Who would be the audience for your media product?
Whilst working on my treatment, I realised that I would be a terrible producer. Like, seriously. Absolutely shocking. I’d advertise the film as a typical ‘happy ever after’ in order to get viewers, and then I would be happy to read reviews that tell me that I am a horrible person, making them think that they would leave the film happy, when they actually were quite shocked that it didn’t end happily, not satisfying their gooey, tacky needs. Then, when my actual target audience (people who appreciate a more realistic, unhappy film) will see the reviews and – hopefully – be impressed with my nonchalant mockery of the weak minded Love Actually mega-fans, and then go and see it.
In terms of all the technical stuff, I would rate my film a 12. Following the BBFC’s guidelines, a film rated 12 can contain ‘infrequent drugs, infrequent use of strong language, brief nudity, discreet sexual activity, and moderate violence’. My film would contain no drugs, no strong language and no nudity. However, there are discreet references to sex and the death at the end might seem a bit violent… but, it would be off screen.. just hinted at. So, yeah, a 12. But really, the film is more aimed at late teen, early twenties, as, from then on, adults don’t seem to be too interested in love films. But that might just be my mum
What kind of media institution might distribute your media product and why?
Independent film: ‘independent films are sometimes distinguishable by their content and style and they way the filmmakers personal artistic vision is realised… produced outside a major film studio’*
For these reasons, I think my film would be suited to being distributed by an institution like Film4 Productions or Magnolia Pictures, as these institutions deal mainly with distributing independent or art films. To me, making my opening visually pleasing and artistic was the most important thing. Although I do realise that I have only made a low budget, student film and would therefore not be distributed by either of these institutions, I would hope that if I had the appropriate equipment to film and edit to a professional standard, I would stand a chance with Film4 Productions. Film4 works with new talent and co-finances the projects that they are involved with, which would be helpful, as I wouldn’t be able to afford the production and distribution of an entire film by myself.
How does your film represent particular social groups?
Well, it doesn’t really. It’s definitely not a gritty social commentary, it’s just idealising the upper classes. My idea for the film was inspired by F.Scott Fitzgeralds books Tender Is The Night and, of course, The Great Gatsby. However, instead of focusing on the glamour of America’s high society of the fifties, I wanted to do a tamer, 1930s English story. Think less Tiffany’s and champagne, more water colour painting and formal dinners.
Because of this, I filmed the progress of painting a water colour, in order to show the old fashioned setting. I also made sure I had a fall length, vintage dress (taken from the closet of a grandma) so it didn’t look too modern. Highlighting the ‘englishness’ of the film was difficult, as there aren’t many stereotypically english activities, as the sway quite close to the americanisms of the time. So, I watched High Society, directed by Charles Walters. It was made in 1956, so it isn’t quite the time period that I was looking at, but it helped me to differentiate between English and American films.

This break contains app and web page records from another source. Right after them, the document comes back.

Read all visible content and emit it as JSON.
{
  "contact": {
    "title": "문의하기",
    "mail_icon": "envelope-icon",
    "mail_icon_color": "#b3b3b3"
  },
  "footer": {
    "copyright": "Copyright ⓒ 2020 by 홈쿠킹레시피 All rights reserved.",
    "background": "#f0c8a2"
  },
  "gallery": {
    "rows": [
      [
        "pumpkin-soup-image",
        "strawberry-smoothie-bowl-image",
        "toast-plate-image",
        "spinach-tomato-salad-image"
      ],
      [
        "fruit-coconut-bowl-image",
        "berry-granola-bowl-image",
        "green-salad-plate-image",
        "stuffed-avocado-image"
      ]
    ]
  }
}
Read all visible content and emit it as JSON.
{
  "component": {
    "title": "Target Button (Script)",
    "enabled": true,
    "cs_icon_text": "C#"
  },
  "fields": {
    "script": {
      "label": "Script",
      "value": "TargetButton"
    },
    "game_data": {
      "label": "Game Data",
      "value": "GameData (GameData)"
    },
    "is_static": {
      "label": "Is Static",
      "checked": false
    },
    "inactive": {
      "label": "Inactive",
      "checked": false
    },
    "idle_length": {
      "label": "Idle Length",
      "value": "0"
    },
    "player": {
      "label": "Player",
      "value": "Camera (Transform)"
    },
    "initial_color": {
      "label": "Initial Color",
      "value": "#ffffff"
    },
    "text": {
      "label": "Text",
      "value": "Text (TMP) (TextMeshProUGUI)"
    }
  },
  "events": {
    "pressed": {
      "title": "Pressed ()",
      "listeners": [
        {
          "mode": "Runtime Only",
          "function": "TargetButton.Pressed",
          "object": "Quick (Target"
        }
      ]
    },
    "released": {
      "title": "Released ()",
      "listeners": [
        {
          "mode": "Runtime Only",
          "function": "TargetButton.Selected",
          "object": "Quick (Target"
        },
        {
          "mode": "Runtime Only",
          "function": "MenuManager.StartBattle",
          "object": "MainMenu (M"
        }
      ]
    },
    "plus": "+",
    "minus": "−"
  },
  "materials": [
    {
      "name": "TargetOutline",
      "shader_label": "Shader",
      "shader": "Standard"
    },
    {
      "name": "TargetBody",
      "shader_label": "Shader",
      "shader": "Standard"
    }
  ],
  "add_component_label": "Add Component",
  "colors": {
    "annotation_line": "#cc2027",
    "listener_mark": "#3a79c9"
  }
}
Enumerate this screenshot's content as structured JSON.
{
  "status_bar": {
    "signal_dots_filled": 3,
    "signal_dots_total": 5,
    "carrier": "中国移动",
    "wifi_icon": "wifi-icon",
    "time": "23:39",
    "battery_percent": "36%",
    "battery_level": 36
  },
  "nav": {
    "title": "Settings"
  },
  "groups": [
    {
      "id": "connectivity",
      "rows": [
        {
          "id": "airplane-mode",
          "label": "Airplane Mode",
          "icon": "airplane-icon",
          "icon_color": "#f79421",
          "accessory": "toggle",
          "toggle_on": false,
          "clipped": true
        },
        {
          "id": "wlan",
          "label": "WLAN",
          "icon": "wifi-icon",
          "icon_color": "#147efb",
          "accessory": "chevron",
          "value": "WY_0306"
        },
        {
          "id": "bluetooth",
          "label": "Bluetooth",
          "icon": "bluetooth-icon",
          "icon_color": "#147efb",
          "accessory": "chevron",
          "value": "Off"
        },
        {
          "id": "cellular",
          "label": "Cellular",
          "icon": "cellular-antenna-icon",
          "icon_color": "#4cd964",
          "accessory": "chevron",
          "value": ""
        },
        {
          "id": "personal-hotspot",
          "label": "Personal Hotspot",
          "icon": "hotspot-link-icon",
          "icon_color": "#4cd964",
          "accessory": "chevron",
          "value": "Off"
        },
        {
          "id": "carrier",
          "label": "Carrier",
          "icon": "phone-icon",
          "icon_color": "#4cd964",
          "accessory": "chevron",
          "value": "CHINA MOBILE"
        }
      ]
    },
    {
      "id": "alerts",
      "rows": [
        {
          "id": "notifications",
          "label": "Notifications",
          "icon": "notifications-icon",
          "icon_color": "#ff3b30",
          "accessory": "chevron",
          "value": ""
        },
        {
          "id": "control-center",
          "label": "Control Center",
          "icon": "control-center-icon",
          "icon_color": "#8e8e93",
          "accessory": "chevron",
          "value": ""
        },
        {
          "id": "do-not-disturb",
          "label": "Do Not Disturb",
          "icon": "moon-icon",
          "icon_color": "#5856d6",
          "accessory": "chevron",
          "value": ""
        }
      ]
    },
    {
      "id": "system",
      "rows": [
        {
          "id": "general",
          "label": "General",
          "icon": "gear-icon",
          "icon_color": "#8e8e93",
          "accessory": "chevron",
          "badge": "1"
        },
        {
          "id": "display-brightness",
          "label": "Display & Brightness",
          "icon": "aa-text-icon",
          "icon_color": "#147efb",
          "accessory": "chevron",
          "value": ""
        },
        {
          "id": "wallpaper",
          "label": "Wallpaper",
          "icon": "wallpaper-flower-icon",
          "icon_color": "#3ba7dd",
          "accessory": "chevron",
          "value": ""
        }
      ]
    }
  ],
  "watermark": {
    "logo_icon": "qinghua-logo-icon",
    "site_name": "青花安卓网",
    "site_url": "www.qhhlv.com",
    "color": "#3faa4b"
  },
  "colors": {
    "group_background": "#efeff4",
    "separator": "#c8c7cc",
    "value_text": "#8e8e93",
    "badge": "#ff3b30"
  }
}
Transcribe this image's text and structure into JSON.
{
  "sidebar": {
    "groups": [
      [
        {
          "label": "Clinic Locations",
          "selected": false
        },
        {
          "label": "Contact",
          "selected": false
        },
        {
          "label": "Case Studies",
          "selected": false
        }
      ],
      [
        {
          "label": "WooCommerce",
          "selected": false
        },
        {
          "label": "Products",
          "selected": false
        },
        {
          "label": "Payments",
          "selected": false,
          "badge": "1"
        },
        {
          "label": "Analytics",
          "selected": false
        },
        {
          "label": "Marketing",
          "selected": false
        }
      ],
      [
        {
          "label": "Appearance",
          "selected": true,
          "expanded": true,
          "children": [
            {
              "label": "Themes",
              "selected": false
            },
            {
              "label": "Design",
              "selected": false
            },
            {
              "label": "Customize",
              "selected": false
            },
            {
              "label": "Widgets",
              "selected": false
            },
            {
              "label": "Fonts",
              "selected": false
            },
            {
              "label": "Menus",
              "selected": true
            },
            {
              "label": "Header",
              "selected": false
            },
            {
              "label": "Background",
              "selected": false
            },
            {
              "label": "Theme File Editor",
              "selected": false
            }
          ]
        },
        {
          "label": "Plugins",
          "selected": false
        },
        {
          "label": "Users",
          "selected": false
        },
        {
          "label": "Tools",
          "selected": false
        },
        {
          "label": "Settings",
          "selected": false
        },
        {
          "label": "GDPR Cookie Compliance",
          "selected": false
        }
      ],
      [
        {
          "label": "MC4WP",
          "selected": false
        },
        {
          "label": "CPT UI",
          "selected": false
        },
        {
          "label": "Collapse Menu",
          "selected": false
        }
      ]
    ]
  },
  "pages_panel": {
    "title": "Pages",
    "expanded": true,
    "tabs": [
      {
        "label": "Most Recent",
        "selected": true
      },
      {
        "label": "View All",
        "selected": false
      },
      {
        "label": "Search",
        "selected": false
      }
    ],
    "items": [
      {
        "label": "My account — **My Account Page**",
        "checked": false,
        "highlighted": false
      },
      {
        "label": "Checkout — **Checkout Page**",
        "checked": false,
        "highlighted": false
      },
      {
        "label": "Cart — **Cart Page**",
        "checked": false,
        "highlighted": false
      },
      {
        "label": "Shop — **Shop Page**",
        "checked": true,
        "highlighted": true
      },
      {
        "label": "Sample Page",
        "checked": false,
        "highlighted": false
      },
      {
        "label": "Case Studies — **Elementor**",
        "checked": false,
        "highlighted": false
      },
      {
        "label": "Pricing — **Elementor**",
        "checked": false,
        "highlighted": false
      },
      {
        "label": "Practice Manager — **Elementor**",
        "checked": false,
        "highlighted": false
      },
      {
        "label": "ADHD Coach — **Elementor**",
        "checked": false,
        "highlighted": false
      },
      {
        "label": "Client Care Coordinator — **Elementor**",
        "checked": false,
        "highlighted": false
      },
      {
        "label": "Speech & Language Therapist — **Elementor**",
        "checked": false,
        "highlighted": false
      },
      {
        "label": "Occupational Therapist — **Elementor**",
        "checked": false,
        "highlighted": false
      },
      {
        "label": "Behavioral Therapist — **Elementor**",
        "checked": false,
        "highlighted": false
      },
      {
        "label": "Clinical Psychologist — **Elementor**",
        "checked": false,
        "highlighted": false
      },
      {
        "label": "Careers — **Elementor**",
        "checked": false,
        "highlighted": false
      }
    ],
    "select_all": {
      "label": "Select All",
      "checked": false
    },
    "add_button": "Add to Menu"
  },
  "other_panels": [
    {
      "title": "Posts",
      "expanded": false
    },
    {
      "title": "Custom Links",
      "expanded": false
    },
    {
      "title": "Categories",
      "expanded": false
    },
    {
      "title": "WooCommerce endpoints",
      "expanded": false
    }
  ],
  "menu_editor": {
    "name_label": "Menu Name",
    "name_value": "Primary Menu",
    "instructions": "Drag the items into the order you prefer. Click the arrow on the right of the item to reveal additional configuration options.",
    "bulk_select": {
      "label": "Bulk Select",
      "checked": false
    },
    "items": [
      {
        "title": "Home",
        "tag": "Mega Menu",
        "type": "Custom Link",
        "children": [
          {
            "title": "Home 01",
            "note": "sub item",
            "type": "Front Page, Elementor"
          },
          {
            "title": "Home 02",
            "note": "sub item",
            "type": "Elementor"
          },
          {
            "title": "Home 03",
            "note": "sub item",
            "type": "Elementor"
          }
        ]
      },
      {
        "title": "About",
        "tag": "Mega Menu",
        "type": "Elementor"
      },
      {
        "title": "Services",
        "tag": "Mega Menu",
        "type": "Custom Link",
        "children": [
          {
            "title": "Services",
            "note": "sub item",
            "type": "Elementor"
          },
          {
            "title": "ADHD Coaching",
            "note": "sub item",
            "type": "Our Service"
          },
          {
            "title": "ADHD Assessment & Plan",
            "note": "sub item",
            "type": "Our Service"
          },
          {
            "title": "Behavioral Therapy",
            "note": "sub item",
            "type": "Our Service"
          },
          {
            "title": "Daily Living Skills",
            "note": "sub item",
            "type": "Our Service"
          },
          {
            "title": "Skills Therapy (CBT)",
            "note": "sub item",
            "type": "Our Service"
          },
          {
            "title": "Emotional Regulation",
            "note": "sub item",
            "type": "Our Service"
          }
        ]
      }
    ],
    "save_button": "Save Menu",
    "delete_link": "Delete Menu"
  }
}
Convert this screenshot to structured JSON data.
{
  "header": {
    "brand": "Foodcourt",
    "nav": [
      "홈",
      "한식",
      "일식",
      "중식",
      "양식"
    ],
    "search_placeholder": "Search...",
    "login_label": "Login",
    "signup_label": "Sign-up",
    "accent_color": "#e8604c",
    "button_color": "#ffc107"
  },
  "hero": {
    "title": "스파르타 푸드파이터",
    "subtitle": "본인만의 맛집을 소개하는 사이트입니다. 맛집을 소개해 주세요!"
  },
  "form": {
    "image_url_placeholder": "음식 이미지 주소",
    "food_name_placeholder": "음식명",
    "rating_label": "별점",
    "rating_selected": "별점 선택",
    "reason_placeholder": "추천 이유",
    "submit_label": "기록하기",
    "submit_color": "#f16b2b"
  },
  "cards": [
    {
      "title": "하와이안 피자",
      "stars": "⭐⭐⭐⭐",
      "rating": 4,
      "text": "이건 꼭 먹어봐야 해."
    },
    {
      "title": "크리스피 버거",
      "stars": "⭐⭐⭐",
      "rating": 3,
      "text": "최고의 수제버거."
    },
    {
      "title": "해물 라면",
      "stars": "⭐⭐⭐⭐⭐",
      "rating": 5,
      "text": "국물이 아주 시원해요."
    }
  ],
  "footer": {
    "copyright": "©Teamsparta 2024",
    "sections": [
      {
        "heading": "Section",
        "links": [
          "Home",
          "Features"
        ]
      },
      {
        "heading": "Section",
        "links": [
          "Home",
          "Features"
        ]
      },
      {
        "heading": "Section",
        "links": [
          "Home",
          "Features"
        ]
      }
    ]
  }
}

The whole film is very extravagant and over the top, with swirling ball gowns, women covered in jewellery, two men singing a show tune in a private room, a couple dancing by a swimming pool and a lady in full evening wear climbing out of a window… right. Basically, to make my film more English, I had to dull it down. If you make things more boring, you make things more English. This is what my research has shown to me. In feedback from the Upper Sixth, someone wrote that it ‘looks like a nice, traditional, olden style english film’, so I feel as if I’ve managed to portray the England’s high society of the past quite well.